Archive for December 28th, 2004

KQueue; nothing is ever as simple as assumed.

Tuesday, December 28th, 2004

screenshot

Over vacation, I have recreationally hacked upon ReSTedit. In particular, I wanted to add two features that have been on the todo list since the project’s inception.

First, the toolbar has always had a segmented control that indicates whether both the source and rendered views were visible or which one was visible in the case where the vertical split view was fully expanded or collapsed.

It was totally useless. The original intention was to allow the user to click on one of the segments to pop the split view to a particular position, as appropriate.

Unfortunately, NSSplitView does not have API to tightly control the position of the split. Rainer Brockerhoff wrote a replacement for NSplitView called RBSplitView that does provide programatic control over the split.

Once I figured out how to plug the views into RBSplitView, it all just works. The real challenge was mostly of my own creation. RBSplitView is really designed to work via instantiation from an IB palette. I chose to configure it from my code because I didn’t want to have the palette around to edit the NIB and I eventually want to add some dynamic UI behavior.

Now, the reason why I wanted the above feature was for the second feature. Long ago, I added Uli’s UKKQueue class to the project. The intention was to monitor any opened files and automatically re-render the ReStructured Text whenever a file is changed on disk.

I never got around to implementing the feature because I assumed it would be more challenging than it appeared and I didn’t have the time to go off and figure out what the hell was going on if something break.

That particular assumption proved to be very accurate.

KQueue’s work by monitoring a particular open file for various events like delete, rename, write, attributes changed, or the like.

My initial naive implementation optimistically assumed that I could monitor the file for WRITE events and respond by reverting the document.

That didn’t work. As a matter of fact, it broke in different ways depending on which app the file was saved within. For emacs, you might see a delete event or a rename event depending on if a backup file is created or not. This also means that NSDocument will sometimes follow the file to the backup; that is, you’ll end up editing ‘foo.txt~’ instead of ‘foo.txt’. For TextEdit, it is a slightly different sequence of events.

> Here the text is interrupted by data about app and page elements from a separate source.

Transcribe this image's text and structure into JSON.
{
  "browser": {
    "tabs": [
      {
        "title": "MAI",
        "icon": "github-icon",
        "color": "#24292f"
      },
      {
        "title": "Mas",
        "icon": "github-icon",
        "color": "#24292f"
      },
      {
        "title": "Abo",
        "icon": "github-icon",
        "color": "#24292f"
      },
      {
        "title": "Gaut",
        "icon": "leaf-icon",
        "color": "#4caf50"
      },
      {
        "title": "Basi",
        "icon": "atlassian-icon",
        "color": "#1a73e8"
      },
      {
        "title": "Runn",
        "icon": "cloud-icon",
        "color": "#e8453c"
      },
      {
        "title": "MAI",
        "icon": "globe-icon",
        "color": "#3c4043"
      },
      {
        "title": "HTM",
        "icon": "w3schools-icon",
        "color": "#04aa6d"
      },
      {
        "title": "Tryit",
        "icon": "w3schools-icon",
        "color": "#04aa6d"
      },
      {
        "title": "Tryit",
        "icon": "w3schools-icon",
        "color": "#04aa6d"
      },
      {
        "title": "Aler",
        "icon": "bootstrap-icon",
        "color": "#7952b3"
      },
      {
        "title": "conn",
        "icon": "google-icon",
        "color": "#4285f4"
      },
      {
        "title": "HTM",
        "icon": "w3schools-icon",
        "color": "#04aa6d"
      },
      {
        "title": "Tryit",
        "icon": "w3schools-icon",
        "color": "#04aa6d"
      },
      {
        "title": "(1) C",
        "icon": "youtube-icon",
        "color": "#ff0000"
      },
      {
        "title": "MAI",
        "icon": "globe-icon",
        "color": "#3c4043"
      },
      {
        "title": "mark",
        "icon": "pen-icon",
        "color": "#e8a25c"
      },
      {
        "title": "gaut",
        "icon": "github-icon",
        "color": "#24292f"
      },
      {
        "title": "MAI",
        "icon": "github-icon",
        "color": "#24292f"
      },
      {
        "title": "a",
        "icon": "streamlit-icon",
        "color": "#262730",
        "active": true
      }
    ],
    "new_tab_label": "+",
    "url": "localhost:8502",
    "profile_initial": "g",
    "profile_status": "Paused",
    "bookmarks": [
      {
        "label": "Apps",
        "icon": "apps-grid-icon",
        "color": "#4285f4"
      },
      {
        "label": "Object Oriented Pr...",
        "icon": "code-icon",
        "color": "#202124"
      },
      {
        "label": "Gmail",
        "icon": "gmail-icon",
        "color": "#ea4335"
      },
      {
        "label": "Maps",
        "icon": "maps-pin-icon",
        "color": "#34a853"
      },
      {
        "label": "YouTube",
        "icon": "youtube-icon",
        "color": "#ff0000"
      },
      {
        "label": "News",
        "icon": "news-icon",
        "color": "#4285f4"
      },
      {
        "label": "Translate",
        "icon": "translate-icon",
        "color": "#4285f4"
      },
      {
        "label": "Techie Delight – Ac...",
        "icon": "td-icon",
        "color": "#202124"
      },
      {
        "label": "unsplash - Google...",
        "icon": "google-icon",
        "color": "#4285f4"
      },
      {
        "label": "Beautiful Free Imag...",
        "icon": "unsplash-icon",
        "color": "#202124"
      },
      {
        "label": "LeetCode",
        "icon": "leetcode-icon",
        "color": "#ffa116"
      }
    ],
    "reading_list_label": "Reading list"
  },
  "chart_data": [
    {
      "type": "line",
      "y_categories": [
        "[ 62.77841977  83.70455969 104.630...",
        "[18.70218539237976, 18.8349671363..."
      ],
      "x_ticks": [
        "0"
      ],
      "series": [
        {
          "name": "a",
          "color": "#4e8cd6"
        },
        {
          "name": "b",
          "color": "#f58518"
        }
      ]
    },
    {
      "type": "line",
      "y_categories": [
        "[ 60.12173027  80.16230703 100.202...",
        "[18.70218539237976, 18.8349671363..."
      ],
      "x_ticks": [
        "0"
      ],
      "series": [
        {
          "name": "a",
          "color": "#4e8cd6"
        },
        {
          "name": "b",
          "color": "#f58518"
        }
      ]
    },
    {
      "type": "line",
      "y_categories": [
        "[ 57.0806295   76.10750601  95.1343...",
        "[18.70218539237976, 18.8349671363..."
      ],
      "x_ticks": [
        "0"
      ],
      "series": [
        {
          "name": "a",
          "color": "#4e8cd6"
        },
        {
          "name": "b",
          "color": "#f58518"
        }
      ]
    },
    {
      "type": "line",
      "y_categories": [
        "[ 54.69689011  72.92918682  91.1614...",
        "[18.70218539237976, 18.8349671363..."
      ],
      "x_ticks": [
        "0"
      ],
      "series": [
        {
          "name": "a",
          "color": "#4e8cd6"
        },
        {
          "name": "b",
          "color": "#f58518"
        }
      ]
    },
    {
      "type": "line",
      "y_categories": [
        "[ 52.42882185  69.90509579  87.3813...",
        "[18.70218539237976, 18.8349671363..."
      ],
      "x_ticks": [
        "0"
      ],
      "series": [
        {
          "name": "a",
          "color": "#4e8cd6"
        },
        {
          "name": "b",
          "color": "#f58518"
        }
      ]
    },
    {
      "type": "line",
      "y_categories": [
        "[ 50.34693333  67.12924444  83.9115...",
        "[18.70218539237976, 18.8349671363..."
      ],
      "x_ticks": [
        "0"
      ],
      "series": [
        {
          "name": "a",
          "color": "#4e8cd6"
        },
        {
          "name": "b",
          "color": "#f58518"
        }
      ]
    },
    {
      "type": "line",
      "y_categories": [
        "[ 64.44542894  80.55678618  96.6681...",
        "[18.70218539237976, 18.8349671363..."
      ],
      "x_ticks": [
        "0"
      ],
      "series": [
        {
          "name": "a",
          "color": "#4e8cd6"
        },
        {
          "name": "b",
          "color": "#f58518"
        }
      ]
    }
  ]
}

All in all, it required quite a bit of head scratching and ‘print’ style debugging to figure out what the hell was really going on with each editor. I think I have a relatively complete solution now. Of course, then there was the little problem of leaking open file descriptors.

In the end, I watch for WRITE, DELETE, RENAME or EXTEND events. If any are received, I revert the document (and warn the user if there are unsaved changes that might be lost).

All of the code can be found in the ReSTedit SVN repository. REDocument.py contains all of the kqueue related code beyond the very simple bridge code found in ukkqueue.py. REWindowController.py contains all of the code related to the RBSplitView configuration and interaction.